Christopher J. Raxworthy's research focuses on Old World reptile and amphibian systematics and biogeography, especially the study of family relationships among species of chameleons. His work has provided new information on the historical process of reptile species formation in Madagascar and has helped policymakers set priorities for conservation planning. When he began his research there in 1985 as a leader of a student expedition, only about 370 species of Malagasy reptiles and amphibians had been identified. Since then Dr. Raxworthy in collaboration with others has found (and is now describing) more than 150 new species and has added a wealth of information to the published literature on known species. The chameleon systematics project includes field surveys in remote, mountainous areas of northern Madagascar, many of which have never been previously explored or surveyed. Dr. Raxworthy also has conducted fieldwork in Ghana, Mali, Morocco, Senegal, Seychelles, Turkey, and Vietnam. Research based on Asian and African fieldwork is helping him search for historical links between frogs and reptiles from before Madagascar and India carried away their own parts of the Gondwanan supercontinent. His broader research interests include the applications of geographic information systems (GIS) for identifying the geographic distribution of reptile species, findings that are useful to setting conservation priorities. Dr. Raxworthy received a B.S. in zoology from the Royal Holloway and Bedford New College, University of London, England, in 1985 and a Ph.D. in biology from the Open University, Milton Keynes, England, in 1989. He joined the Museum as an associate curator in 2000. He is an adjunct research scientist at Columbia University, an adjunct research investigator at the University of Michigan, and an external lecturer at the University of Antananarivo, Madagascar.
Read an interview with Dr. Raxworthy.
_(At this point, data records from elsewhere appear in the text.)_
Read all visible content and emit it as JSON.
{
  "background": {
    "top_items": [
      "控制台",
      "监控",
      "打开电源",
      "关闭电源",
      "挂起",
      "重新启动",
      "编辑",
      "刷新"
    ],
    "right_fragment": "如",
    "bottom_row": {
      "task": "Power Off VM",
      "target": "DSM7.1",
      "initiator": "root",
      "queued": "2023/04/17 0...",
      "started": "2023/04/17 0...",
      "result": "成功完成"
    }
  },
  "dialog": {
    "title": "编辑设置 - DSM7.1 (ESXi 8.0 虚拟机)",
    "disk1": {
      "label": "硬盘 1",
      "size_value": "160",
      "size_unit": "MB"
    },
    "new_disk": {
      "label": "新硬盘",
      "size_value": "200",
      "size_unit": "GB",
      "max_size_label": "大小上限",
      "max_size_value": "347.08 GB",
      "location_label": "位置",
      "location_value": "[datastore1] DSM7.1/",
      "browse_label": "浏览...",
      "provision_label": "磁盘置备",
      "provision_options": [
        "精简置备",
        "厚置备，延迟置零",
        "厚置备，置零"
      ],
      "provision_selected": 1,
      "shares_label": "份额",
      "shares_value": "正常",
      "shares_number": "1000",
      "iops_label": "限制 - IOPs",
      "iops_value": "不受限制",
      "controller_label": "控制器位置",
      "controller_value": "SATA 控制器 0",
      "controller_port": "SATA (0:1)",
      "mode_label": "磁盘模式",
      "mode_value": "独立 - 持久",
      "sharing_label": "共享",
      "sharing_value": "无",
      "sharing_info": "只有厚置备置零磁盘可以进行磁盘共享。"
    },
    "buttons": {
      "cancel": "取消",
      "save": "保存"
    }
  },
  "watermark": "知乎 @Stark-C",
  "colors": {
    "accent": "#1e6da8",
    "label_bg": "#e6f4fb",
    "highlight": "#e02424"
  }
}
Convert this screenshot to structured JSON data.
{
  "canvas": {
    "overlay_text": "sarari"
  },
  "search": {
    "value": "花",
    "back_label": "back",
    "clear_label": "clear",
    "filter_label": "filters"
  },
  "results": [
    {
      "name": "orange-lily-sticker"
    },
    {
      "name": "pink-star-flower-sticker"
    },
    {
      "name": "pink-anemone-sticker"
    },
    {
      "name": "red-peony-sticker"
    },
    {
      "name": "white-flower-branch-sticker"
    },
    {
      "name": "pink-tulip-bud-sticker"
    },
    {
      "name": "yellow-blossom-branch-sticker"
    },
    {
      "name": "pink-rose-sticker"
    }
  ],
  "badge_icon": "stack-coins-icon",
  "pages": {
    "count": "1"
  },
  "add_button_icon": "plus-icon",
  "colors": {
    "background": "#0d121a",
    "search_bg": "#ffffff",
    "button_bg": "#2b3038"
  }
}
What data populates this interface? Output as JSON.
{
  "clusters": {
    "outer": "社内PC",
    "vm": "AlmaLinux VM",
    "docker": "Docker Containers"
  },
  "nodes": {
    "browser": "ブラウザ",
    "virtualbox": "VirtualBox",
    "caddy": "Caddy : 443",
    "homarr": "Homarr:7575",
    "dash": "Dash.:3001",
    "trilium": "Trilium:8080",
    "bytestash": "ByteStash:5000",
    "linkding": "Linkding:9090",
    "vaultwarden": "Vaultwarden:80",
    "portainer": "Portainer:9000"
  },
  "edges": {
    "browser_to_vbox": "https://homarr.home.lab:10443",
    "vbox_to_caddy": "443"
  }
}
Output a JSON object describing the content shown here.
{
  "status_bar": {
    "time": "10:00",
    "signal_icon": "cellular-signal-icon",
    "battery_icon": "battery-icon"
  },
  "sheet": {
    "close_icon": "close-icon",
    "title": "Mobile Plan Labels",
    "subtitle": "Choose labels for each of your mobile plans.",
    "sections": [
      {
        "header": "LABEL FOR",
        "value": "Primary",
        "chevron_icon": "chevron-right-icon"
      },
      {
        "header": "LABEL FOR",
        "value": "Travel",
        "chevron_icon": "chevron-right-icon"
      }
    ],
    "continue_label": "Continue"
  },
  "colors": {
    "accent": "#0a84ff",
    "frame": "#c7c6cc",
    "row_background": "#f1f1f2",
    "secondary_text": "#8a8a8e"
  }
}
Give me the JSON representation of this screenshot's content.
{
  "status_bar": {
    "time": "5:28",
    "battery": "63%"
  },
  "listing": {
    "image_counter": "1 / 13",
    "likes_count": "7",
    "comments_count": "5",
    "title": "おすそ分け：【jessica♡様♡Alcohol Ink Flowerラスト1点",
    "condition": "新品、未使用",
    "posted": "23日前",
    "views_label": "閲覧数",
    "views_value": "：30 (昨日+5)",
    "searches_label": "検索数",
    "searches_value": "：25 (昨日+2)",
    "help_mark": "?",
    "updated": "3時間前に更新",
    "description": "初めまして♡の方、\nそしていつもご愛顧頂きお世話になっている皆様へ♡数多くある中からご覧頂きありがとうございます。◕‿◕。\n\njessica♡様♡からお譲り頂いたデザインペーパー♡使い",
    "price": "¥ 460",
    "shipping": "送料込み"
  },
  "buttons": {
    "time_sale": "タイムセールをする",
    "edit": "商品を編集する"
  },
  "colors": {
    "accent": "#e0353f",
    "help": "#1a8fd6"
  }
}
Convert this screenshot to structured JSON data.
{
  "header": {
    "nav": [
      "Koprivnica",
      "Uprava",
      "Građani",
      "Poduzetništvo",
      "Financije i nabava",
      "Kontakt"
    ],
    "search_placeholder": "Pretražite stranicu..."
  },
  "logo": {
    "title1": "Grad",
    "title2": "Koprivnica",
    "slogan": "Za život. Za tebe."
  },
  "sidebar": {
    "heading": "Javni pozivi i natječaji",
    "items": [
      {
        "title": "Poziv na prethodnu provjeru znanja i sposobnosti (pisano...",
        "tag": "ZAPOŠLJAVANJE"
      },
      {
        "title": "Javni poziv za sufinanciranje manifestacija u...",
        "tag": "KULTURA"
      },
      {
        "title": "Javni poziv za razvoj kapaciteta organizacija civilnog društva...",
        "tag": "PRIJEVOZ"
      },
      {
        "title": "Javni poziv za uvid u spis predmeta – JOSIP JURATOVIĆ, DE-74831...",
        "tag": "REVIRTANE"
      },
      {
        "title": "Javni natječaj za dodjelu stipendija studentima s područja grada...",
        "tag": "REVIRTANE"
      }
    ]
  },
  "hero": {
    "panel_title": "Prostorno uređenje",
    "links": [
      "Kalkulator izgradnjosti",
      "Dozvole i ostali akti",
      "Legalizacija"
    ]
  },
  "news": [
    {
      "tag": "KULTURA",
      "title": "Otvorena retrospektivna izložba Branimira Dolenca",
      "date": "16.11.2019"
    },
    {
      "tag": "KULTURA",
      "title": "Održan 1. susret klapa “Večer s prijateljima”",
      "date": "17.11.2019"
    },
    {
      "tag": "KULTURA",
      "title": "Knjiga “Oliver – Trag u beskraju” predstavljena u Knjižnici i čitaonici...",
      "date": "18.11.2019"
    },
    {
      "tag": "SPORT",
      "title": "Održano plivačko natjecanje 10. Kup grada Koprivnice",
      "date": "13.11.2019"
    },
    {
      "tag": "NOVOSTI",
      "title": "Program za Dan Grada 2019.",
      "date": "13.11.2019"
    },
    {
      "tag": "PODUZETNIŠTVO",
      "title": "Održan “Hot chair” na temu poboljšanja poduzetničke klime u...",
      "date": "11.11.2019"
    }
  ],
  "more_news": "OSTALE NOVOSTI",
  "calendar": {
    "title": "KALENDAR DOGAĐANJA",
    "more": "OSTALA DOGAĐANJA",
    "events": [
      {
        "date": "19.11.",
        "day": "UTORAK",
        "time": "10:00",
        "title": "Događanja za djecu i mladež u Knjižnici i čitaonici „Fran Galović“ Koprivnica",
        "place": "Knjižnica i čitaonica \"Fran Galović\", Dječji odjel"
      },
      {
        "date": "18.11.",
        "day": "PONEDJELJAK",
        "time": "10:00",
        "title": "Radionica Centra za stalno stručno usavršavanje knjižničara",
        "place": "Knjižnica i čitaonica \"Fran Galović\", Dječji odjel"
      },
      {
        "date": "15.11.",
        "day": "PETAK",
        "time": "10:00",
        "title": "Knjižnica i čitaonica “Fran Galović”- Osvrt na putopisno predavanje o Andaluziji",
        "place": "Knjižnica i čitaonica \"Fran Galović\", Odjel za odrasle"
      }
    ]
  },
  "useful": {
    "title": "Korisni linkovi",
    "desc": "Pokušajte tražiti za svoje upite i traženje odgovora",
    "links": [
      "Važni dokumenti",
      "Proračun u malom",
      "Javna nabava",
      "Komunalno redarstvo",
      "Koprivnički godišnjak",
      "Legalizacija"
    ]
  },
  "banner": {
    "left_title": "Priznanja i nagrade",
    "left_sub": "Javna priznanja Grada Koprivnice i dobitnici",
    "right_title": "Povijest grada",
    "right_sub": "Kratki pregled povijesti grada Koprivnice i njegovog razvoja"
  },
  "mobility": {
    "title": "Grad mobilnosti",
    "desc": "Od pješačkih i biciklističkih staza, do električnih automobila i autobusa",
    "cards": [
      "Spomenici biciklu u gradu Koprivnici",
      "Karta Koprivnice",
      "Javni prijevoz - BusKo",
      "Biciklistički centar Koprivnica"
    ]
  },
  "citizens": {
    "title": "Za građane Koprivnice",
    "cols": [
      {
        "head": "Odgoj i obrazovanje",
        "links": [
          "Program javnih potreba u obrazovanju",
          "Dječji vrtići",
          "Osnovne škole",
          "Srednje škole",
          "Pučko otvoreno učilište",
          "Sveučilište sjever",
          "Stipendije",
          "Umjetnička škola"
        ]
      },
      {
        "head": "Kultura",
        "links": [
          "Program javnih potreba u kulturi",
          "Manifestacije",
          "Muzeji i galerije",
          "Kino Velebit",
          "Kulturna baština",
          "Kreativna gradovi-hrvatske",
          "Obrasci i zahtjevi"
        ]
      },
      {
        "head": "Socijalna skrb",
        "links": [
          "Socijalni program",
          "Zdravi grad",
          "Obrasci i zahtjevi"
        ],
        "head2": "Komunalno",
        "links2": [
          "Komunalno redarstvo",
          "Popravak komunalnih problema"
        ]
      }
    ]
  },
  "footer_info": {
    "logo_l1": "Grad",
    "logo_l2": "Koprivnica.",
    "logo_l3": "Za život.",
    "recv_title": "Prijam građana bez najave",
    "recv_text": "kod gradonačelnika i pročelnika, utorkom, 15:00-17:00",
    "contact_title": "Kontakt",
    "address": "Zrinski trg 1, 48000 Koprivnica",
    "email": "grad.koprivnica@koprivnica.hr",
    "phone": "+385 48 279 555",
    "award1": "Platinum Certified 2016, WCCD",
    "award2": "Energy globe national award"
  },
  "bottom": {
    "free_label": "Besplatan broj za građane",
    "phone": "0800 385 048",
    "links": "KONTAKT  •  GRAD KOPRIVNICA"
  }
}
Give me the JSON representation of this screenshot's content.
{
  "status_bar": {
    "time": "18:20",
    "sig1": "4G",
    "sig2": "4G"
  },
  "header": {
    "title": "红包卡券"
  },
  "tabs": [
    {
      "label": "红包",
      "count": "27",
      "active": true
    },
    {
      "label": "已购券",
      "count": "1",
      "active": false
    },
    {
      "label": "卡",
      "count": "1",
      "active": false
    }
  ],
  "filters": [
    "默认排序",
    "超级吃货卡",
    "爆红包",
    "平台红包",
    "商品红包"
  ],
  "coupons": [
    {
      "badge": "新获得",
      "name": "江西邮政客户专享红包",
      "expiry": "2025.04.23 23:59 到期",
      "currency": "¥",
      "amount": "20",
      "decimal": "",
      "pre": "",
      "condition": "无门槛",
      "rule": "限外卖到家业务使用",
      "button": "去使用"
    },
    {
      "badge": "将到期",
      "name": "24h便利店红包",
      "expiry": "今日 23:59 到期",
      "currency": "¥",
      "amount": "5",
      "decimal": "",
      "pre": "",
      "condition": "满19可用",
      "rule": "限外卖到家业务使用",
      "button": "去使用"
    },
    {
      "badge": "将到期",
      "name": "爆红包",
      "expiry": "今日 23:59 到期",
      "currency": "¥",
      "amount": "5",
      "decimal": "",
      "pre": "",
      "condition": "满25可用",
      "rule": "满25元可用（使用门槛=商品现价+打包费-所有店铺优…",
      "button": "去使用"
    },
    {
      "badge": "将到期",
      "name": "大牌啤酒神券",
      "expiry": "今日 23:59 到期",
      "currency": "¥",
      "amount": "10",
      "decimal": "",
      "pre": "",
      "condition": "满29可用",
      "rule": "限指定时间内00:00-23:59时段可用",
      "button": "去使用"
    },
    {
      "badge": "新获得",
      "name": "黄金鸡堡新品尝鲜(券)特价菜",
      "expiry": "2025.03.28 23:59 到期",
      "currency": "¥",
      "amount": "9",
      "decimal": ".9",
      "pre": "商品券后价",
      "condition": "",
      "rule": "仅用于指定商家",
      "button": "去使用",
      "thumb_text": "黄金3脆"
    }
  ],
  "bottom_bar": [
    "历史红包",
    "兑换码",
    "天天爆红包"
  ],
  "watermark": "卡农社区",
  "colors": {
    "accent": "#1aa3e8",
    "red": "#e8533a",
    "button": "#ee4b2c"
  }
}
Darrel R. Frost studies the evolutionary origin and diversification of reptiles and amphibians and examines issues related to the grounds of knowledge in evolutionary biology. Dr. Frost also studies the notion of species in systematic biology and evaluates ways to effectively combine molecular and morphological data. He maintains a comprehensive online taxonomic catalog of the world's living amphibians. Dr. Frost started to develop this project in 1980 and continuously updates this online reference to make it eminently useful to professional herpetologists. He has formulated a revised classification for the entire group of New World lizards called Iguania, comprising about 1,000 species in the Americas, Madagascar, Fiji, and Tonga. Dr. Frost received a B.S. in Ecology and Evolutionary Biology from the University of Arizona in 1972, an M.S. in Zoology from Louisiana State University in 1978, and a Ph.D. in Systematics and Ecology from the University of Kansas in 1988. He joined the American Museum of Natural History in 1990. He is an adjunct professor at Columbia University and an adjunct professor at the City University of New York.